**Your task**
The records below must be returned in full and unaltered.

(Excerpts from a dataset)
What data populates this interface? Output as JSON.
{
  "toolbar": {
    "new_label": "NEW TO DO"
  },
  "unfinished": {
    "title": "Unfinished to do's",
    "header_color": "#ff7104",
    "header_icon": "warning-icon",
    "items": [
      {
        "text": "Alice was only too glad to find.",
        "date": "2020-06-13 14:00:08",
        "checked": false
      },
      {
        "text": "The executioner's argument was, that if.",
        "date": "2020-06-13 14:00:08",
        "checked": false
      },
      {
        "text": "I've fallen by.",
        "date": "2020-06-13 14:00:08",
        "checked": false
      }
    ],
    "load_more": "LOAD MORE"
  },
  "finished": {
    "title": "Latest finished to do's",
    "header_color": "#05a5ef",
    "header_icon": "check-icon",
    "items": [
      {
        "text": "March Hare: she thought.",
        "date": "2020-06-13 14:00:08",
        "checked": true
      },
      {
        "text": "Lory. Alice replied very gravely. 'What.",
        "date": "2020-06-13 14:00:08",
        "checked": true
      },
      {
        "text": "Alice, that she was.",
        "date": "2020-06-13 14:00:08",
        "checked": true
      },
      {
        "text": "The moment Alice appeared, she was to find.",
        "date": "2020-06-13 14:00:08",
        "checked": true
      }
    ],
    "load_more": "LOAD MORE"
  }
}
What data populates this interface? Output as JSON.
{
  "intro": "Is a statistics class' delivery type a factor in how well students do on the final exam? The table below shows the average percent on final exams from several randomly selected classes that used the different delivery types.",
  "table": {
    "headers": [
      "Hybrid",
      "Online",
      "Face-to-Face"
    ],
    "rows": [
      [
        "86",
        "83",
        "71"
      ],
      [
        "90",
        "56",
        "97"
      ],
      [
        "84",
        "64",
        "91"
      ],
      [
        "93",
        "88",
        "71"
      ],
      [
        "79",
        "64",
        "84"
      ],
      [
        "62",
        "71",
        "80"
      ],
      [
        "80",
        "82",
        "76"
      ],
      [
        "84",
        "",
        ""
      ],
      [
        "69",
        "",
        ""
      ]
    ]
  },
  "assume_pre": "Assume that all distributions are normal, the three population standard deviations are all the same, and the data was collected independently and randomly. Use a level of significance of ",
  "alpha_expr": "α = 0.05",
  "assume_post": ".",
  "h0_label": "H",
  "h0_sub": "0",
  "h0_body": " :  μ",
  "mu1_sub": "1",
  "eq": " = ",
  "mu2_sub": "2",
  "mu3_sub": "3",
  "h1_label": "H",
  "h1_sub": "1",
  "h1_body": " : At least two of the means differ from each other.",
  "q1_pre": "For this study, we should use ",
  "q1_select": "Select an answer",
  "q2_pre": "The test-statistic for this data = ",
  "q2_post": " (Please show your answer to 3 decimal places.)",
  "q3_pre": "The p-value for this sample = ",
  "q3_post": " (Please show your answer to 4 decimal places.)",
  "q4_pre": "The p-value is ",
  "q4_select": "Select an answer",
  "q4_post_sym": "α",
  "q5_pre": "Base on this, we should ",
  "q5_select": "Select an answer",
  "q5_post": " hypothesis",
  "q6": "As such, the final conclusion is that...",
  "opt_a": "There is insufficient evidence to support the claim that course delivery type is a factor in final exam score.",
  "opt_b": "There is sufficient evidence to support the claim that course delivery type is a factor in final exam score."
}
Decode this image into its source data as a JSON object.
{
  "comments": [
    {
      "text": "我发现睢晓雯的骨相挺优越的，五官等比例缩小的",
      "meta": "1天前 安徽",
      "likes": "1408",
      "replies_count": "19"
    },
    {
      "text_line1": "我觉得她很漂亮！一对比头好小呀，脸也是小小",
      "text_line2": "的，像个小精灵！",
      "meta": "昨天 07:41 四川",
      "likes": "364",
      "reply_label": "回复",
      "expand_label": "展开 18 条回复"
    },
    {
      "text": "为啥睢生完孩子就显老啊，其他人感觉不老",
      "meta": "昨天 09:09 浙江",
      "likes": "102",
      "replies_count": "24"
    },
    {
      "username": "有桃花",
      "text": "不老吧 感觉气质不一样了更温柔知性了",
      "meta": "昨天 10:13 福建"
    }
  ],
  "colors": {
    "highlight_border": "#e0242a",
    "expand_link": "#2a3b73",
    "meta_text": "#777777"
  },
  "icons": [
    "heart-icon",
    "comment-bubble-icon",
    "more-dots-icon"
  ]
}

**Solution**
What data populates this interface? Output as JSON.
{
  "toolbar": {
    "new_label": "NEW TO DO"
  },
  "unfinished": {
    "title": "Unfinished to do's",
    "header_color": "#ff7104",
    "header_icon": "warning-icon",
    "items": [
      {
        "text": "Alice was only too glad to find.",
        "date": "2020-06-13 14:00:08",
        "checked": false
      },
      {
        "text": "The executioner's argument was, that if.",
        "date": "2020-06-13 14:00:08",
        "checked": false
      },
      {
        "text": "I've fallen by.",
        "date": "2020-06-13 14:00:08",
        "checked": false
      }
    ],
    "load_more": "LOAD MORE"
  },
  "finished": {
    "title": "Latest finished to do's",
    "header_color": "#05a5ef",
    "header_icon": "check-icon",
    "items": [
      {
        "text": "March Hare: she thought.",
        "date": "2020-06-13 14:00:08",
        "checked": true
      },
      {
        "text": "Lory. Alice replied very gravely. 'What.",
        "date": "2020-06-13 14:00:08",
        "checked": true
      },
      {
        "text": "Alice, that she was.",
        "date": "2020-06-13 14:00:08",
        "checked": true
      },
      {
        "text": "The moment Alice appeared, she was to find.",
        "date": "2020-06-13 14:00:08",
        "checked": true
      }
    ],
    "load_more": "LOAD MORE"
  }
}
What data populates this interface? Output as JSON.
{
  "intro": "Is a statistics class' delivery type a factor in how well students do on the final exam? The table below shows the average percent on final exams from several randomly selected classes that used the different delivery types.",
  "table": {
    "headers": [
      "Hybrid",
      "Online",
      "Face-to-Face"
    ],
    "rows": [
      [
        "86",
        "83",
        "71"
      ],
      [
        "90",
        "56",
        "97"
      ],
      [
        "84",
        "64",
        "91"
      ],
      [
        "93",
        "88",
        "71"
      ],
      [
        "79",
        "64",
        "84"
      ],
      [
        "62",
        "71",
        "80"
      ],
      [
        "80",
        "82",
        "76"
      ],
      [
        "84",
        "",
        ""
      ],
      [
        "69",
        "",
        ""
      ]
    ]
  },
  "assume_pre": "Assume that all distributions are normal, the three population standard deviations are all the same, and the data was collected independently and randomly. Use a level of significance of ",
  "alpha_expr": "α = 0.05",
  "assume_post": ".",
  "h0_label": "H",
  "h0_sub": "0",
  "h0_body": " :  μ",
  "mu1_sub": "1",
  "eq": " = ",
  "mu2_sub": "2",
  "mu3_sub": "3",
  "h1_label": "H",
  "h1_sub": "1",
  "h1_body": " : At least two of the means differ from each other.",
  "q1_pre": "For this study, we should use ",
  "q1_select": "Select an answer",
  "q2_pre": "The test-statistic for this data = ",
  "q2_post": " (Please show your answer to 3 decimal places.)",
  "q3_pre": "The p-value for this sample = ",
  "q3_post": " (Please show your answer to 4 decimal places.)",
  "q4_pre": "The p-value is ",
  "q4_select": "Select an answer",
  "q4_post_sym": "α",
  "q5_pre": "Base on this, we should ",
  "q5_select": "Select an answer",
  "q5_post": " hypothesis",
  "q6": "As such, the final conclusion is that...",
  "opt_a": "There is insufficient evidence to support the claim that course delivery type is a factor in final exam score.",
  "opt_b": "There is sufficient evidence to support the claim that course delivery type is a factor in final exam score."
}
Decode this image into its source data as a JSON object.
{
  "comments": [
    {
      "text": "我发现睢晓雯的骨相挺优越的，五官等比例缩小的",
      "meta": "1天前 安徽",
      "likes": "1408",
      "replies_count": "19"
    },
    {
      "text_line1": "我觉得她很漂亮！一对比头好小呀，脸也是小小",
      "text_line2": "的，像个小精灵！",
      "meta": "昨天 07:41 四川",
      "likes": "364",
      "reply_label": "回复",
      "expand_label": "展开 18 条回复"
    },
    {
      "text": "为啥睢生完孩子就显老啊，其他人感觉不老",
      "meta": "昨天 09:09 浙江",
      "likes": "102",
      "replies_count": "24"
    },
    {
      "username": "有桃花",
      "text": "不老吧 感觉气质不一样了更温柔知性了",
      "meta": "昨天 10:13 福建"
    }
  ],
  "colors": {
    "highlight_border": "#e0242a",
    "expand_link": "#2a3b73",
    "meta_text": "#777777"
  },
  "icons": [
    "heart-icon",
    "comment-bubble-icon",
    "more-dots-icon"
  ]
}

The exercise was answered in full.